The desire to write about a place begins to register in the bones long before the writing happens. A subconscious need to write about the Olympic Peninsula began to grow in me, arose from experiences of the place, for some time before I ever tried to write about it: The immense silence of the old growth forest along the Sol Duc. The roar and hiss of Pacific surf at Shi Shi and Ruby Beaches. The sweep of the wind down the Elwha River valley. Stories, enlivened by wonderful exaggeration, my classmates at Fairview and Franklin Elementary Schools in Port Angeles told of loggers tussling with Hells Angels. The feel of a winter storm slamming Hobuck beach. The sight of a shimmering salmon at the end of a line. My relatives’ stories of the Peninsula’s earlier days. A conversation with a boy of fourteen, not attached to any adults, who made a habit of rambling alone and making friends of fellow hikers in the Olympic National Park. Rain that falls and falls to nod thousands of conifer needles.
In his poem “A Map of the Peninsula,” Richard Hugo writes about the difficulty of trying to capture the Peninsula, this land that remained unexplored till late by white settlers of European descent (tribes like the Makah have been there for a thousand and more years) and seems to want to stay wild, in any kind of coherent symbolic order. In that poem, he writes, “Soak the map / In rain and when this cheap dye runs / Only glacier and river names remain.”
In writing Temple Grove, impressions I gathered long before I knew I was gathering them and many impressions I gathered more knowingly once I started to write have all come together in a river of words, a novel with nods to the region’s natural and mythic pasts, its current conflicts and hopeful future. The novel was an opportunity to spend more time in the beloved place without leaving my writing desk as I tackled the daunting task of trying to find the words that would enable me to stay true to the place while also telling a good story equally as true to the people who call it home.
Scott Elliott grew up in Louisville, Kentucky and on Washington State’s Olympic Peninsula. Scott’s first novel Coiled in the Heart was a Booksense 76 Selection and was featured on NPR’s Morning Edition with Bob Edwards. It was also chosen for the 2005 American Library of Congress sponsored One-Community-One-Campus-One-Book celebration in Bowling Green, Kentucky. His collection of short stories Return Arrangements was a 2009 finalist for the Flannery O’Connor Award for short fiction.
In 2011 he was awarded the G. Thomas Edwards Award for Excellence in Teaching and Scholarship at Whitman College, where he is Associate Professor of Creative Writing and English. In 2012 he founded the Walla Walla Whitman Imaginative Writing Partnership, which places talented Whitman undergraduate writers in public schools. He lives in Walla Walla, Washington with his family.

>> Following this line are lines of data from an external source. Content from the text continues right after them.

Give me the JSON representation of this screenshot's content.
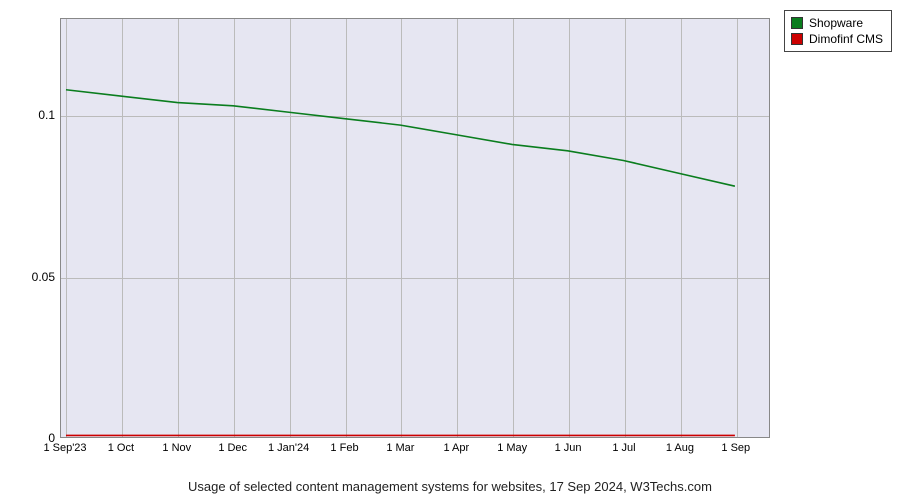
{
  "chart_data": {
    "type": "line",
    "title": "",
    "xlabel": "",
    "ylabel": "",
    "ylim": [
      0,
      0.13
    ],
    "y_ticks": [
      0,
      0.05,
      0.1
    ],
    "categories": [
      "1 Sep'23",
      "1 Oct",
      "1 Nov",
      "1 Dec",
      "1 Jan'24",
      "1 Feb",
      "1 Mar",
      "1 Apr",
      "1 May",
      "1 Jun",
      "1 Jul",
      "1 Aug",
      "1 Sep"
    ],
    "series": [
      {
        "name": "Shopware",
        "color": "#0a7d1e",
        "values": [
          0.108,
          0.106,
          0.104,
          0.103,
          0.101,
          0.099,
          0.097,
          0.094,
          0.091,
          0.089,
          0.086,
          0.082,
          0.078
        ]
      },
      {
        "name": "Dimofinf CMS",
        "color": "#cc0000",
        "values": [
          0.0005,
          0.0005,
          0.0005,
          0.0005,
          0.0005,
          0.0005,
          0.0005,
          0.0005,
          0.0005,
          0.0005,
          0.0005,
          0.0005,
          0.0005
        ]
      }
    ],
    "caption": "Usage of selected content management systems for websites, 17 Sep 2024, W3Techs.com"
  },
  "y_tick_labels": [
    "0",
    "0.05",
    "0.1"
  ],
  "legend": {
    "items": [
      {
        "label": "Shopware",
        "color": "#0a7d1e"
      },
      {
        "label": "Dimofinf CMS",
        "color": "#cc0000"
      }
    ]
  }
}
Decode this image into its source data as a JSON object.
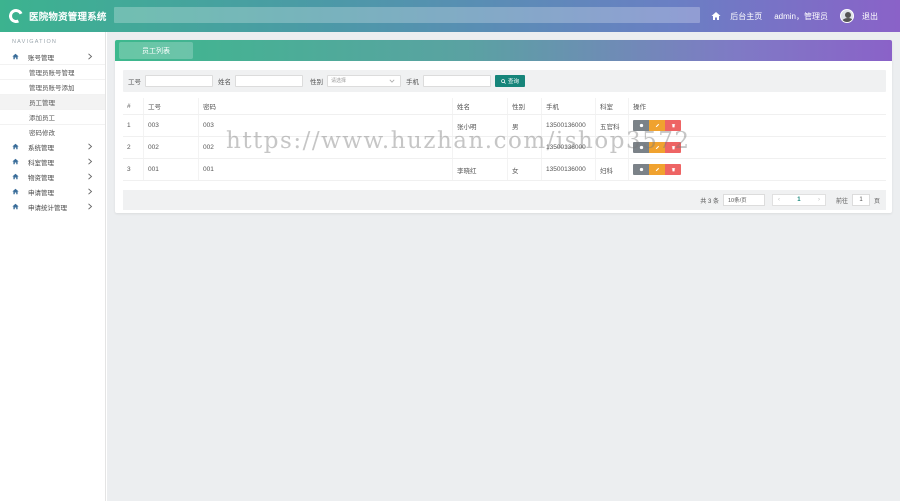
{
  "header": {
    "app_title": "医院物资管理系统",
    "home_label": "后台主页",
    "user_label": "admin，管理员",
    "logout_label": "退出"
  },
  "sidebar": {
    "heading": "NAVIGATION",
    "groups": [
      {
        "label": "账号管理",
        "expanded": true,
        "items": [
          "管理员账号管理",
          "管理员账号添加",
          "员工管理",
          "添加员工",
          "密码修改"
        ]
      },
      {
        "label": "系统管理"
      },
      {
        "label": "科室管理"
      },
      {
        "label": "物资管理"
      },
      {
        "label": "申请管理"
      },
      {
        "label": "申请统计管理"
      }
    ],
    "active_item": "员工管理"
  },
  "panel": {
    "tab_label": "员工列表"
  },
  "filter": {
    "label_id": "工号",
    "label_name": "姓名",
    "label_gender": "性别",
    "gender_placeholder": "请选择",
    "label_phone": "手机",
    "query_button": "查询"
  },
  "table": {
    "columns": [
      "#",
      "工号",
      "密码",
      "姓名",
      "性别",
      "手机",
      "科室",
      "操作"
    ],
    "rows": [
      [
        "1",
        "003",
        "003",
        "张小明",
        "男",
        "13500136000",
        "五官科"
      ],
      [
        "2",
        "002",
        "002",
        "",
        "",
        "13500136000",
        ""
      ],
      [
        "3",
        "001",
        "001",
        "李晓红",
        "女",
        "13500136000",
        "妇科"
      ]
    ]
  },
  "pagination": {
    "total": "共 3 条",
    "page_size": "10条/页",
    "prev": "‹",
    "current": "1",
    "next": "›",
    "goto_prefix": "前往",
    "goto_value": "1",
    "goto_suffix": "页"
  },
  "watermark": "https://www.huzhan.com/ishop3572",
  "colors": {
    "primary": "#16857a",
    "gradient_start": "#3cb38f",
    "gradient_end": "#8a62c8",
    "edit": "#f0a22f",
    "delete": "#ee6464",
    "view": "#7b8288"
  }
}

One response to “Soak the Map in Rain: Capturing the Olympic Peninsula”
People in Pacific Northwest will relate closely to the descriptions of the Olympic Peninsula. It is a must read for teenagers.